As the world’s stock markets took a vicious tumble in late summer and early fall, one of the market’s most prescient observers issued a warning: don’t sell now. Burton Malkiel, economics professor at Princeton and author of “A Random Walk Down Wall Street,” wrote an editorial in the Wall Street Journal urging investors to ignore the market’s recent trends and to focus on the long-term. Malkiel acknowledged the long list of negatives that were driving prices down in the third quarter: economic growth had slowed, consumer spending was down, the U.S. credit rating had been cut, and Europe had not fixed its economic problems.

Despite the gloom, “it would be a serious mistake for investors to panic and sell out,” he wrote in early August. “There are several reasons for optimism that in the long run we will see higher, not lower, market valuations.” First off, stocks are cheap, he argued. Stock price to earnings ratios were very low by historical standards, while stock dividends were averaging 2.5 percent, comparable to current 10-year U.S. Treasury Note yields.

Meanwhile, even though economic growth in the United States had slowed, U.S.corporations are earning huge profits abroad. “For large U.S. multinational corporations, the continued growth in emerging markets will be the most important determinant of the future growth of corporate earnings,” he wrote. Consumers are gradually working off the excess of debt they accumulated in the last decade, and their payments to service debt have fallen sharply to levels last seen in the 1980s, he added.
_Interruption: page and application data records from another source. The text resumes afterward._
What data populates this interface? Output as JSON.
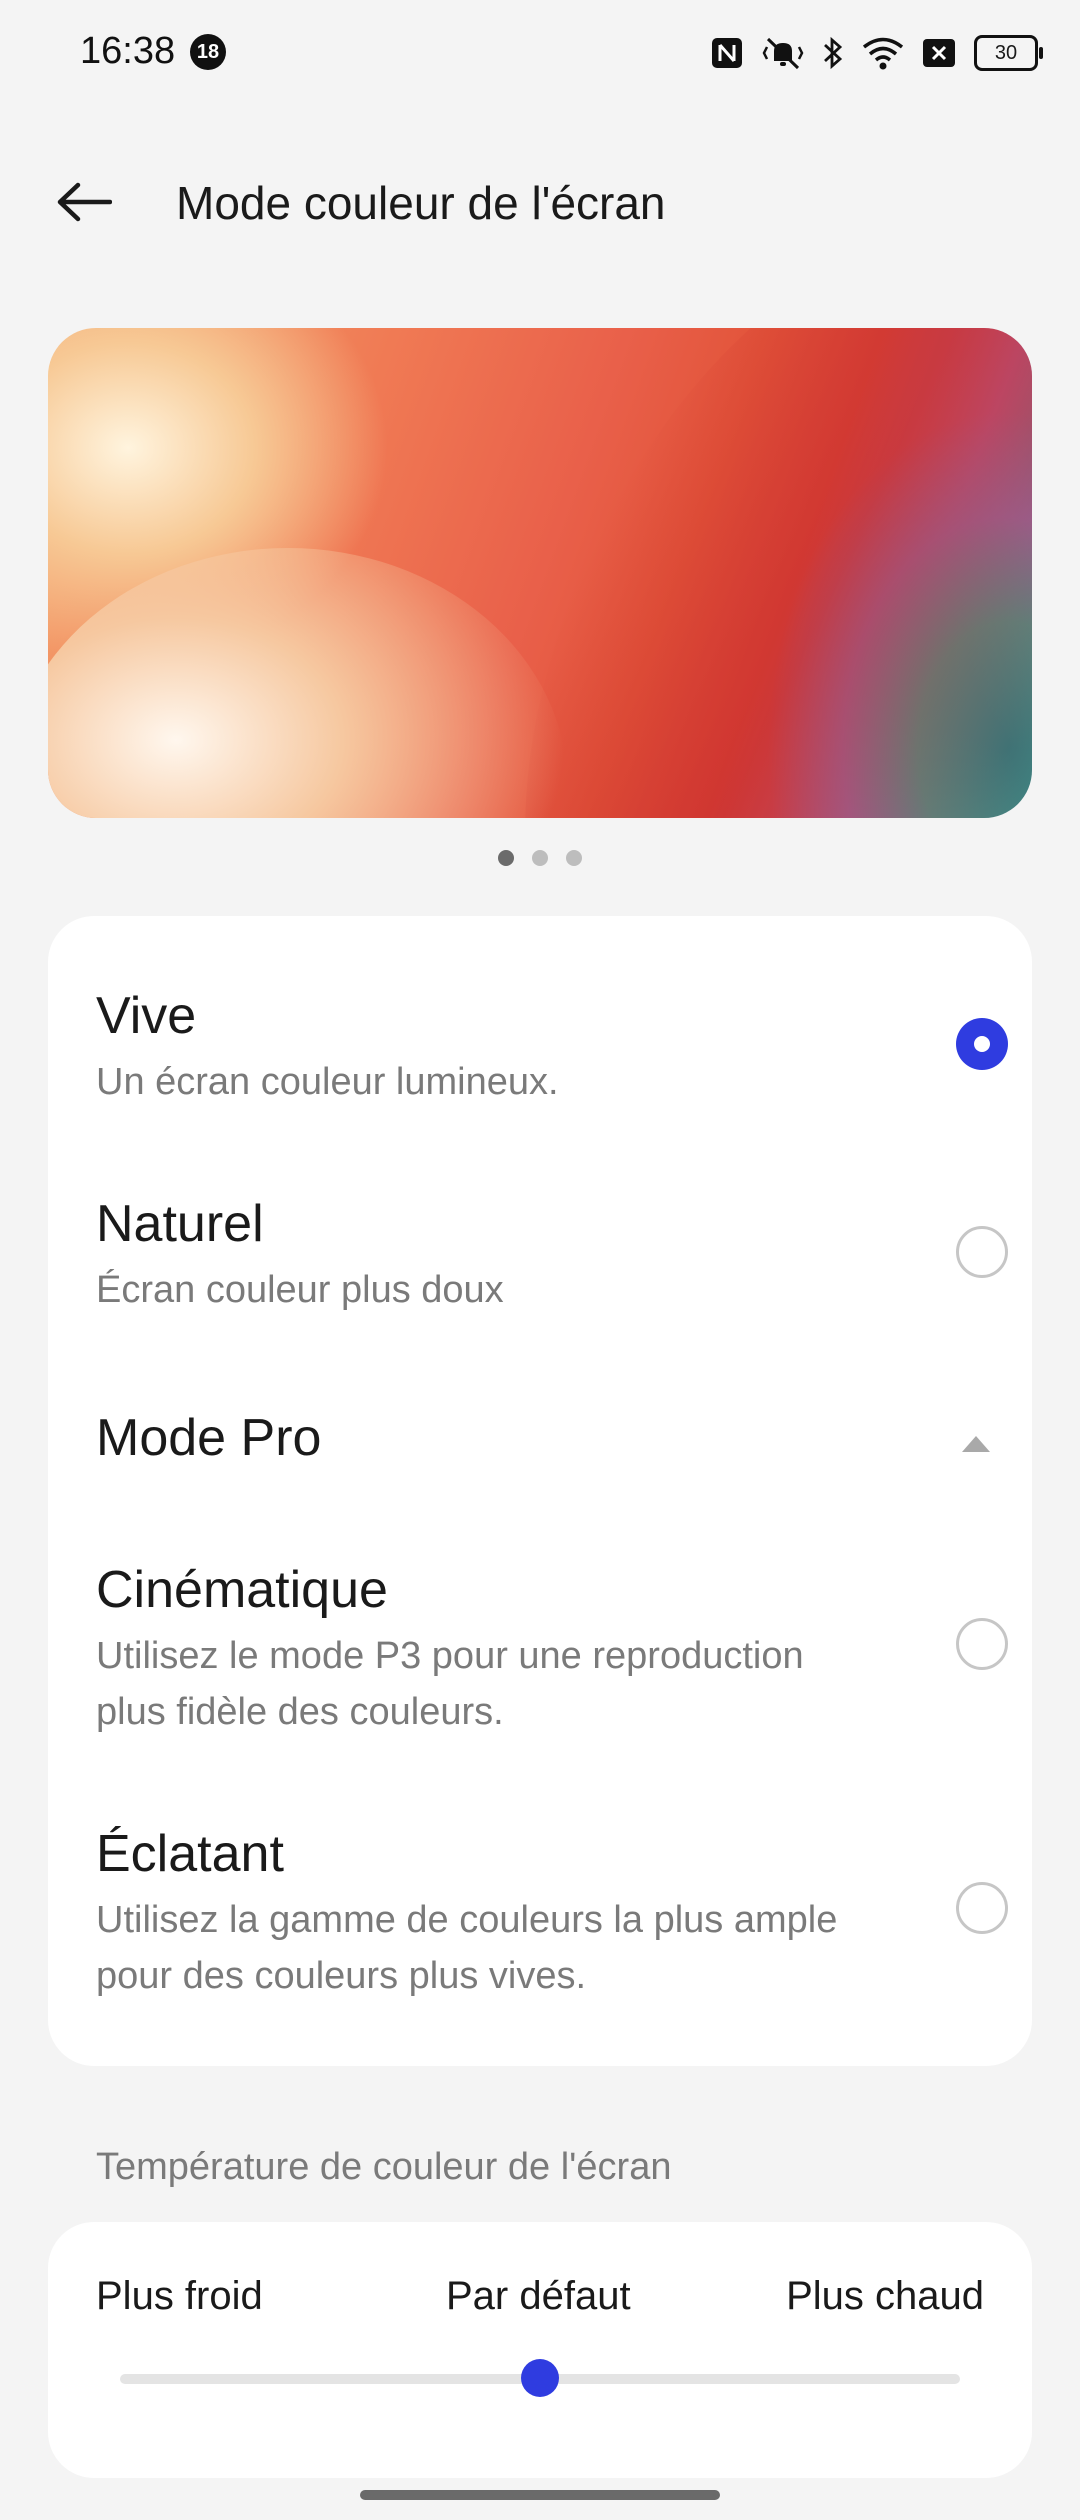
{
  "status_bar": {
    "time": "16:38",
    "notification_count": "18",
    "battery": "30",
    "icons": [
      "nfc-icon",
      "vibrate-off-icon",
      "bluetooth-icon",
      "wifi-icon",
      "no-sim-icon",
      "battery-icon"
    ]
  },
  "header": {
    "title": "Mode couleur de l'écran",
    "back_icon": "arrow-left-icon"
  },
  "carousel": {
    "page_count": 3,
    "active_index": 0
  },
  "modes": {
    "vive": {
      "title": "Vive",
      "desc": "Un écran couleur lumineux.",
      "selected": true
    },
    "naturel": {
      "title": "Naturel",
      "desc": "Écran couleur plus doux",
      "selected": false
    },
    "pro": {
      "title": "Mode Pro",
      "expanded": true
    },
    "cinematique": {
      "title": "Cinématique",
      "desc": "Utilisez le mode P3 pour une reproduction plus fidèle des couleurs.",
      "selected": false
    },
    "eclatant": {
      "title": "Éclatant",
      "desc": "Utilisez la gamme de couleurs la plus ample pour des couleurs plus vives.",
      "selected": false
    }
  },
  "temperature": {
    "section_label": "Température de couleur de l'écran",
    "cold_label": "Plus froid",
    "default_label": "Par défaut",
    "warm_label": "Plus chaud",
    "value_fraction": 0.5
  },
  "colors": {
    "accent": "#2f3ce0",
    "background": "#f4f4f4",
    "card": "#ffffff"
  }
}
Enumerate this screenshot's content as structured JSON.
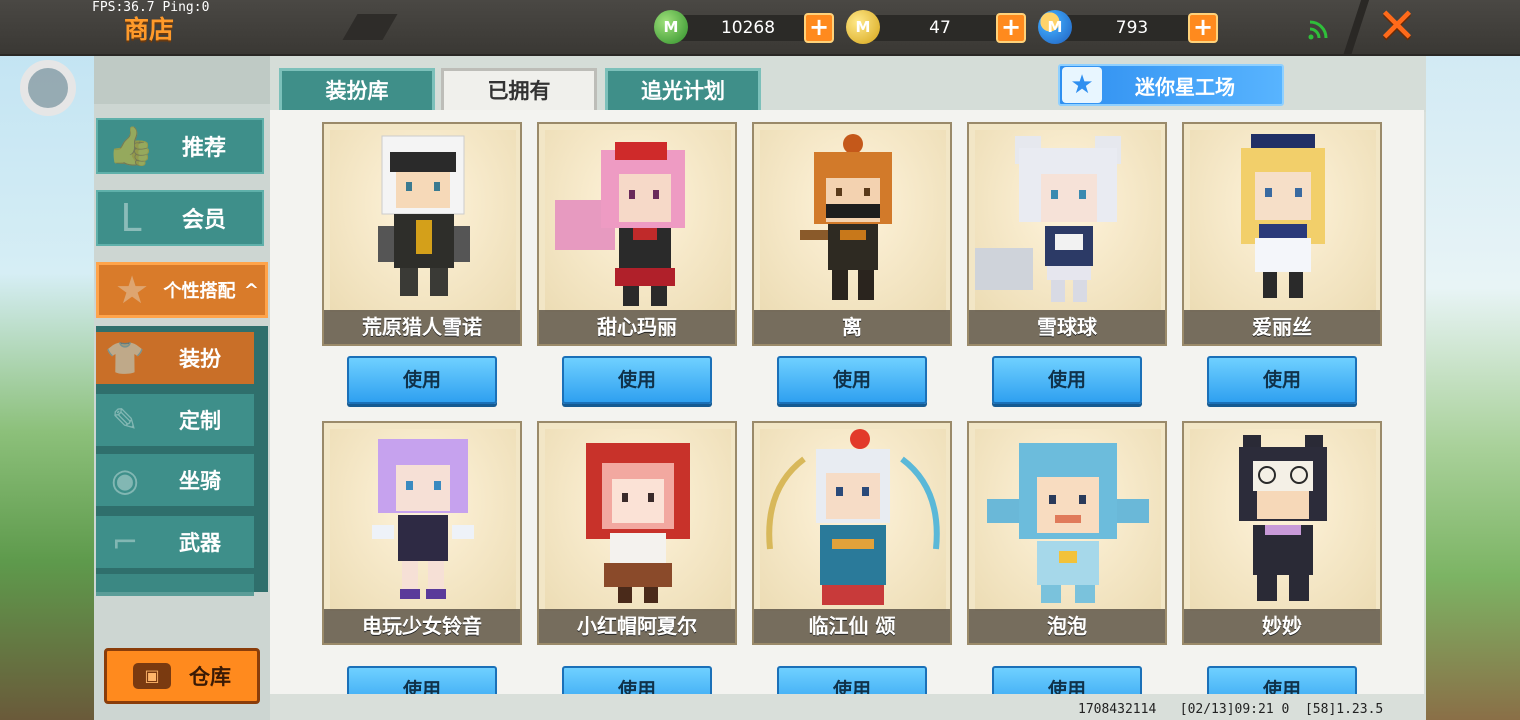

He acknowledged that neither his nor anyone else’s forecast is perfect, but he said long experience in the markets has taught some basic lessons. “Investors who have sold out their stock at times when there have been very large declines in the market have invariably been wrong,” he wrote. “We have abundant evidence that the average investor tends to put money into the market at or near the top and tends to sell out during periods of extreme decline and volatility.” His final advice: stay the course. “No one has ever become rich by being a long-term bear on the fortunes of the United States,” he wrote.